However, the increasing complexity of IoT also multiplies the vulnerabilities open to hackers. For all of the promise of Internet of Things, IoT also presents an unprecedented and continuously shifting security and privacy challenges. What does the law have to say about these challenges?
Eran Kahana is a cybersecurity, intellectual property lawyer at the law firm of Maslon LLP in Minneapolis and a Fellow at Stanford Law School. He counsels clients on a wide variety of matters related to cybersecurity, technology law, trademarks, patents, copyright and serves in a variety of cybersecurity thought leadership roles.
Eran explains in his interview on Masters of Disaster that no single law prescribes what a reasonable data security and privacy program should be that addresses all the challenges of IoT. Rather, building such a program requires both a thorough understanding and holistic view of a multitude laws, regulations, and standards that speak to the collection, storage, processing and security of personally identifiable data. This program can be built using a hybrid law/regulations/standards approach, but only with a thorough understanding of the nuances between the laws/regulations/standards.
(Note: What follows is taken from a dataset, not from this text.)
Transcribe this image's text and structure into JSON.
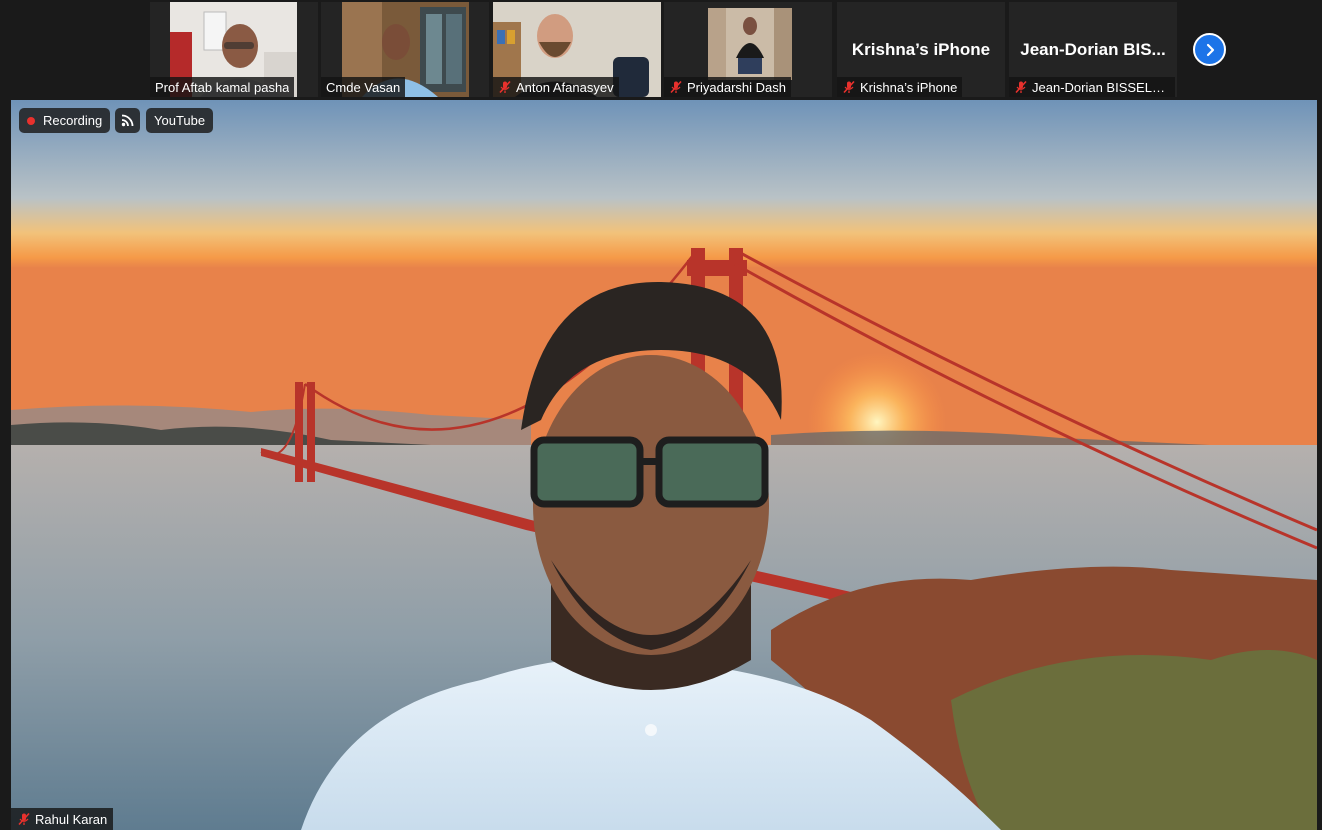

In addition to his work at Maslon and with Stanford Law School, Eran works closely with the FBI, DOJ, Secret Service and colleagues from the private and academic sectors to promote and sustain cybersecurity best practices. He also serves as a director on the Executive Board of Directors and as general counsel of InfraGard (MN Chapter). At Stanford, Eran writes and lectures on the intersect between law and artificial intelligence. He has been interviewed on cybersecurity, privacy and technology law at Bloomberg Law, BBC, KABC Radio, Minnesota Public Radio, TheStreet.com and Stanford University Radio, KZSU FM.